Disproven Predictions About Events between 2009 and 2030
A cure for AIDS was found in 2014 or 2015. (Chapter 15)
No cure for AIDS has been found, although there are better treatments available.
George Lucas still hadn’t finished his nine-part Star Wars epic. (Chapter 15)
The final three episodes of the nine-part Star Wars are likely to be released, with Episode VII released in December 2015. Technically, George Lucas isn’t finishing it though, as Disney is.
In 2017, at the age of ninety-one, Elizabeth II, Queen of England, Scotland, Northern Ireland, Canada, the Bahamas, and countless other places, died. Charles, her son, at that time sixty-nine, was mad as a loon, and, with some prodding from his advisors, chose not to ascend to the throne. William, Charles’s eldest son, next in line, shocked the world by renouncing the throne, leading Parliament to declare the Monarchy dissolved. (Chapter 15)
The year 2017 has come and gone, and Queen Elizabeth II is alive and well. Furthermore, Charles' mental health is not in question at this time. There is a line of succession following William, including his firstborn son George, so William choosing not to ascend would not necessarily mean the monarchy is dissolved.
It had been known since the 1960s that Earth’s sun was, for some reason, disgorging only half as many neutrinos as it should— the famous “solar-neutrino problem.” […]
[T]he solar-neutrino problem seemed to be evidence that the universe was indeed taking pains to foster the existence of such observers. (Chapter 28)
The solar-neutrino problem involved scientists only observing half as many massless neutrinos as expected from the Sun, and this turns out to be a key event in the explanation for why the FlashForward happened.
In fact, the solar-neutrino problem was disproven in 2001. Neutrinos had been proven in 1998 to have mass, and by 2001 neutrinos that had changed type had been detected. Thus there were no “missing” neutrinos, they had simply changed to a form not previously detected.
Surprisingly Correct Prediction
One major prediction for 2009 that proved true was as follows:
Pope Benedict XVI has announced a grueling schedule of international visits.
Joseph Ratzinger took the name Pope Benedict XVI in 2005, six years after the novel was written, and remained the current Pope in 2009.

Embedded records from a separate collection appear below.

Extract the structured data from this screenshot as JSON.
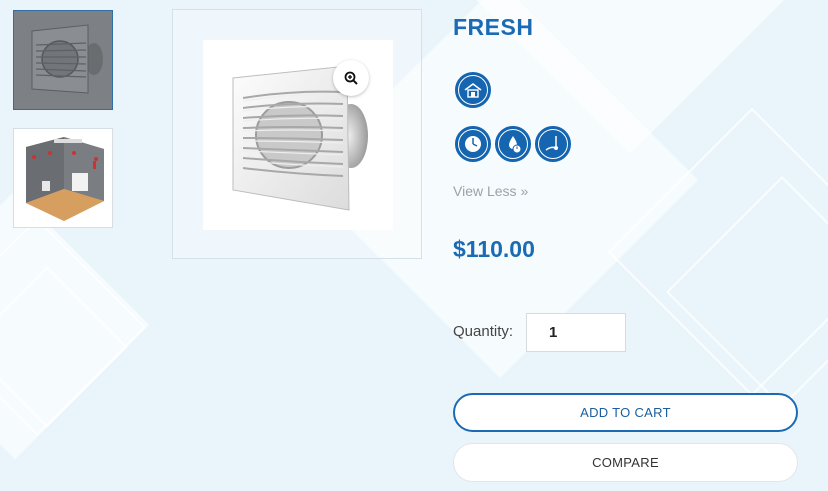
{
  "product": {
    "title": "FRESH",
    "view_toggle_label": "View Less",
    "price": "$110.00"
  },
  "gallery": {
    "thumbnails": [
      {
        "name": "fan-front-view",
        "selected": true
      },
      {
        "name": "bathroom-installation-view",
        "selected": false
      }
    ],
    "zoom_icon": "magnify-plus-icon"
  },
  "feature_icons": {
    "row1": [
      "house-icon"
    ],
    "row2": [
      "timer-icon",
      "humidity-timer-icon",
      "pull-cord-icon"
    ]
  },
  "quantity": {
    "label": "Quantity:",
    "value": "1"
  },
  "actions": {
    "add_to_cart": "ADD TO CART",
    "compare": "COMPARE"
  },
  "colors": {
    "brand_blue": "#1b6ab4",
    "background": "#eaf5fb"
  }
}
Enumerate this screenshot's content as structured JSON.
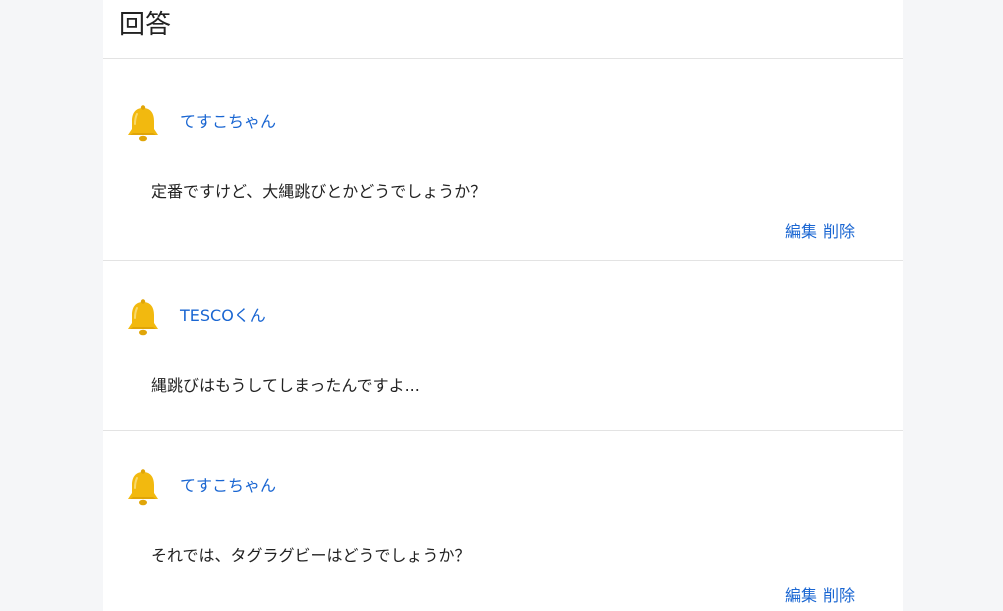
{
  "header": {
    "title": "回答"
  },
  "answers": [
    {
      "author": "てすこちゃん",
      "text": "定番ですけど、大縄跳びとかどうでしょうか？",
      "edit_label": "編集",
      "delete_label": "削除"
    },
    {
      "author": "TESCOくん",
      "text": "縄跳びはもうしてしまったんですよ..."
    },
    {
      "author": "てすこちゃん",
      "text": "それでは、タグラグビーはどうでしょうか？",
      "edit_label": "編集",
      "delete_label": "削除"
    }
  ],
  "icons": {
    "avatar": "bell-icon"
  },
  "colors": {
    "link": "#1a66d2",
    "bell": "#f2b90f",
    "background": "#f5f6f8"
  }
}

To my knowledge, the Pope Emeritus has never stated that he has read the novel. His official statement on why he chose the name says the following:
I wanted to be called Benedict XVI in order to create a spiritual bond with Benedict XV, who steered the Church through the period of turmoil caused by the First World War.

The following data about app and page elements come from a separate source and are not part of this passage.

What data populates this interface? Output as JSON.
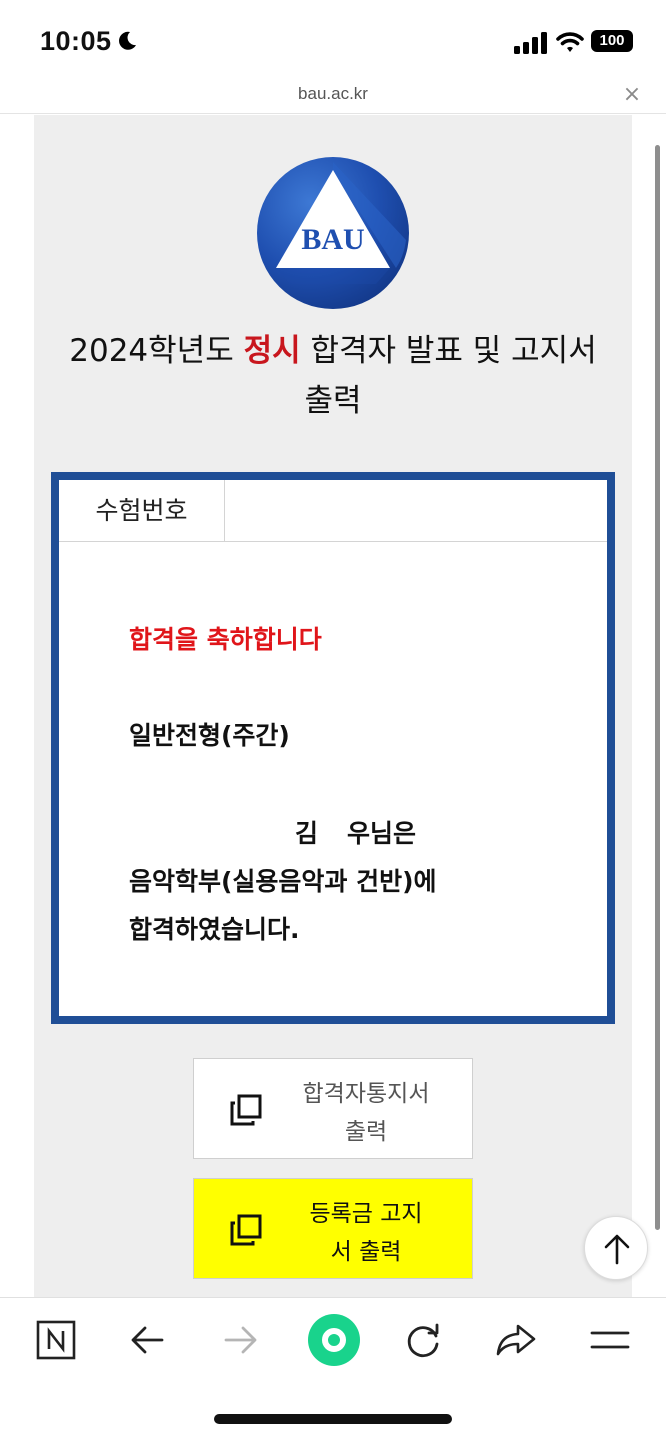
{
  "status_bar": {
    "time": "10:05",
    "battery": "100",
    "icons": [
      "moon-icon",
      "signal-icon",
      "wifi-icon",
      "battery-icon"
    ]
  },
  "browser": {
    "url": "bau.ac.kr",
    "close_symbol": "×"
  },
  "logo": {
    "text": "BAU"
  },
  "title": {
    "part1": "2024학년도 ",
    "highlight": "정시",
    "part2": " 합격자 발표 및 고지서",
    "line2": "출력"
  },
  "result": {
    "exam_number_label": "수험번호",
    "exam_number_value": "",
    "congrats": "합격을 축하합니다",
    "admission_type": "일반전형(주간)",
    "name_first": "김",
    "name_rest": "우님은",
    "department": "음악학부(실용음악과 건반)에",
    "passed": "합격하였습니다."
  },
  "buttons": {
    "notice_line1": "합격자통지서",
    "notice_line2": "출력",
    "tuition_line1": "등록금 고지",
    "tuition_line2": "서 출력"
  },
  "bottom_nav": [
    "naver-icon",
    "back-arrow-icon",
    "forward-arrow-icon",
    "green-dot-icon",
    "refresh-icon",
    "share-icon",
    "menu-icon"
  ],
  "colors": {
    "accent_red": "#c8161d",
    "box_border_blue": "#1f4e96",
    "tuition_button_yellow": "#ffff00",
    "nav_green": "#19d38c"
  }
}
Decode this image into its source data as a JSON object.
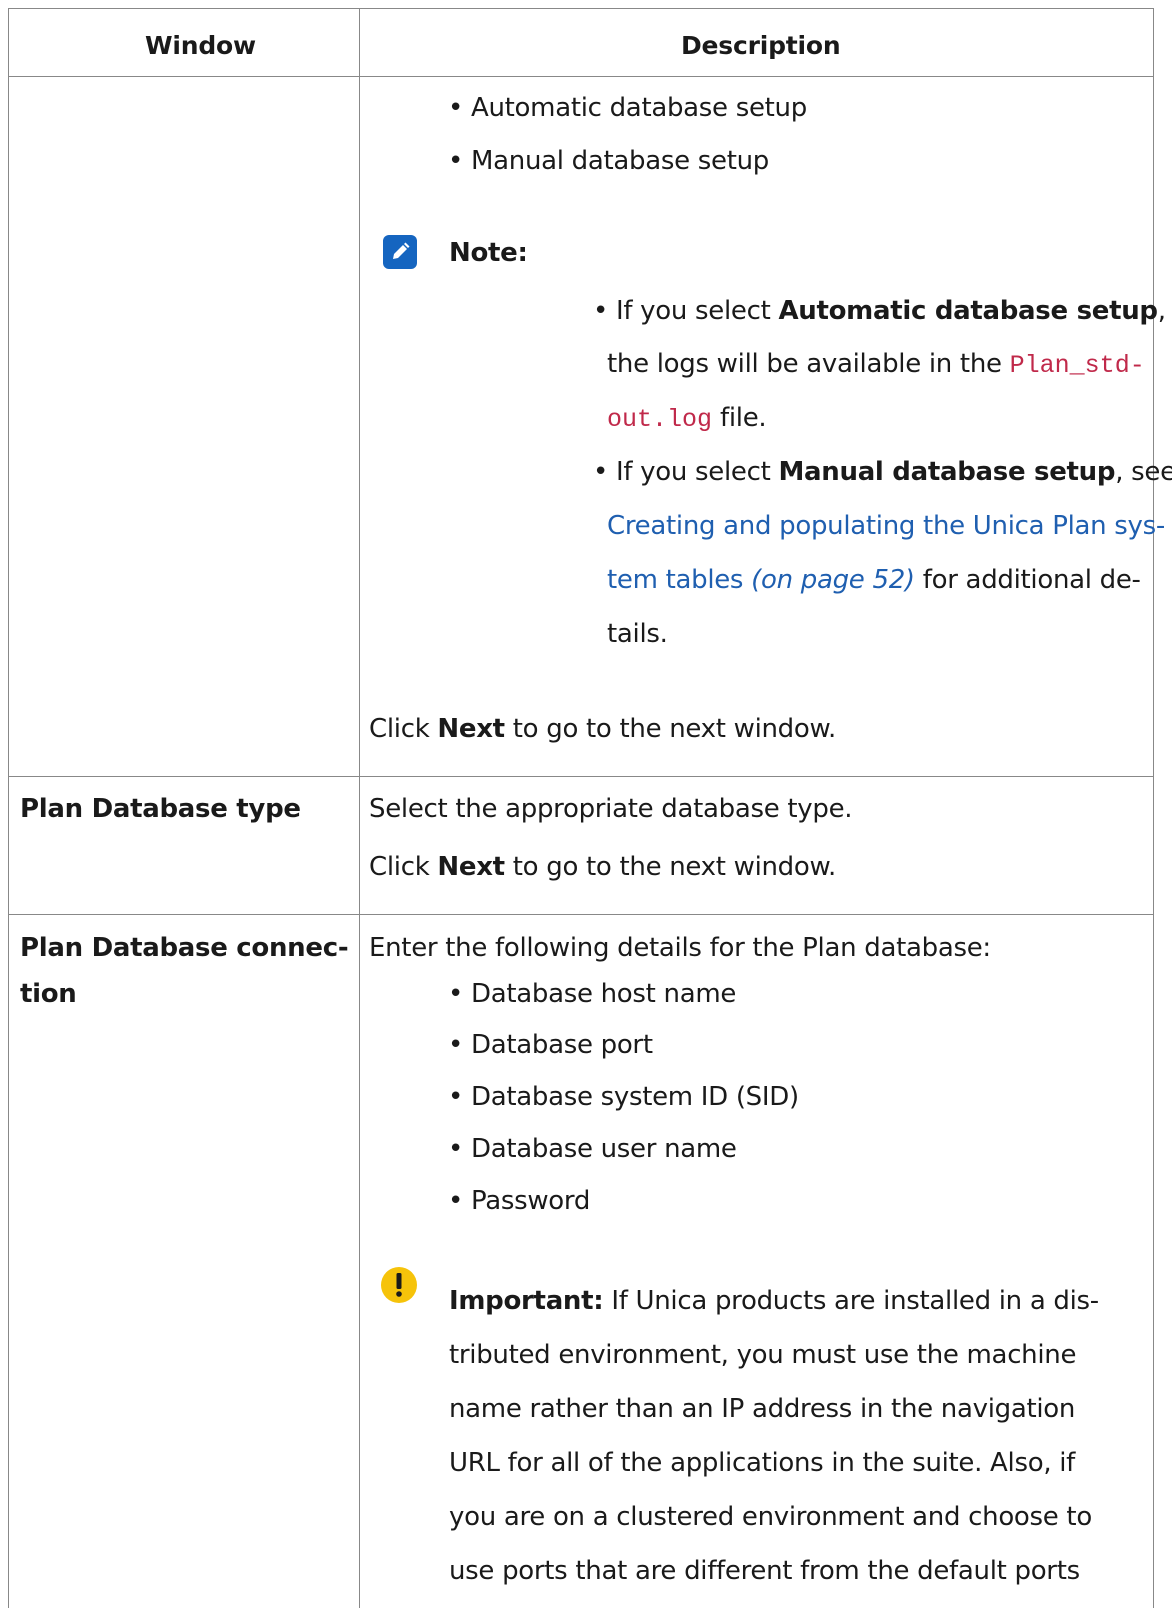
{
  "table": {
    "headers": {
      "window": "Window",
      "description": "Description"
    },
    "row1": {
      "bullets": [
        "• Automatic database setup",
        "• Manual database setup"
      ],
      "note": {
        "title": "Note:",
        "item1": {
          "lead": "• If you select ",
          "bold": "Automatic database setup",
          "after": ",",
          "line2_text": "the logs will be available in the ",
          "code_part1": "Plan_std-",
          "code_part2": "out.log",
          "line3_after": " file."
        },
        "item2": {
          "lead": "• If you select ",
          "bold": "Manual database setup",
          "after": ", see",
          "link_line1": "Creating and populating the Unica Plan sys-",
          "link_line2": "tem tables",
          "page_ref": " (on page 52)",
          "line3_after": " for additional de-",
          "line4": "tails."
        }
      },
      "click_next": {
        "pre": "Click ",
        "bold": "Next",
        "post": " to go to the next window."
      }
    },
    "row2": {
      "window": "Plan Database type",
      "line1": "Select the appropriate database type.",
      "click_next": {
        "pre": "Click ",
        "bold": "Next",
        "post": " to go to the next window."
      }
    },
    "row3": {
      "window_line1": "Plan Database connec-",
      "window_line2": "tion",
      "intro": "Enter the following details for the Plan database:",
      "bullets": [
        "• Database host name",
        "• Database port",
        "• Database system ID (SID)",
        "• Database user name",
        "• Password"
      ],
      "important": {
        "label": "Important:",
        "line1": " If Unica products are installed in a dis-",
        "lines": [
          "tributed environment, you must use the machine",
          "name rather than an IP address in the navigation",
          "URL for all of the applications in the suite. Also, if",
          "you are on a clustered environment and choose to",
          "use ports that are different from the default ports"
        ]
      }
    }
  },
  "colors": {
    "link": "#1f5fb0",
    "code": "#c0294a",
    "note_icon": "#1565c0",
    "important_icon": "#f6c30a"
  },
  "icons": {
    "note": "pencil-note-icon",
    "important": "exclamation-icon"
  }
}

For what it's worth, it was a reasonable guess that a new pope would take the name Benedict. Out of all the papal names, it is the third most common. John is the most common, but it has only been used once in the last 500 years (and is considered by some to be bad luck). If Sawyer figured a common name would be chosen, it was a fair guess that it would be either Gregory or Benedict. (For reference, the current pope, Pope Francis, is the only pope to take that name).